Data extracts
::::::::::

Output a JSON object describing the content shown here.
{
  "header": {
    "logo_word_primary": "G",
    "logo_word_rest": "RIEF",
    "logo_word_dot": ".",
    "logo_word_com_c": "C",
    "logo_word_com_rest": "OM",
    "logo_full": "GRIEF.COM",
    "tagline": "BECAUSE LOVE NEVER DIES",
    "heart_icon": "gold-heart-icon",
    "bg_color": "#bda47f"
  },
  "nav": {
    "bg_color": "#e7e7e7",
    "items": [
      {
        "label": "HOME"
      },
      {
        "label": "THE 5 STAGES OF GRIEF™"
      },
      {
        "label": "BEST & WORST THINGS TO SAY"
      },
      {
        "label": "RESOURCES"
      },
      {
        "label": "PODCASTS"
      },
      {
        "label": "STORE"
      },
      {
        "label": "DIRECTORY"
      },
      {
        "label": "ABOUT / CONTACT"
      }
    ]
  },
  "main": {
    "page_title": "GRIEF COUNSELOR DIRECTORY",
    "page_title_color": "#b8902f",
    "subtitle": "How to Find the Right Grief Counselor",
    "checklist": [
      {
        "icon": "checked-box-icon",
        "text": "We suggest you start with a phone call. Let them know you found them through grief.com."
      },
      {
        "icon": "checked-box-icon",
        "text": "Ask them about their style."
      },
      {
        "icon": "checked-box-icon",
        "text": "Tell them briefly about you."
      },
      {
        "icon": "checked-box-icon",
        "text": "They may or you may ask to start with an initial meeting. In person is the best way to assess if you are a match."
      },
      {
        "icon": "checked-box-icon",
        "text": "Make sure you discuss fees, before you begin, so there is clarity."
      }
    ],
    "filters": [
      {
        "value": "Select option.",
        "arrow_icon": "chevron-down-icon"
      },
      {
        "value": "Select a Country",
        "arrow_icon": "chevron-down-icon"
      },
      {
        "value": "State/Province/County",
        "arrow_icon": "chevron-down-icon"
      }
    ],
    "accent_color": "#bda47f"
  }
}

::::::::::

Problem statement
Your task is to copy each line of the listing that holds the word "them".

Task solution
        "text": "We suggest you start with a phone call. Let them know you found them through grief.com."
        "text": "Ask them about their style."
        "text": "Tell them briefly about you."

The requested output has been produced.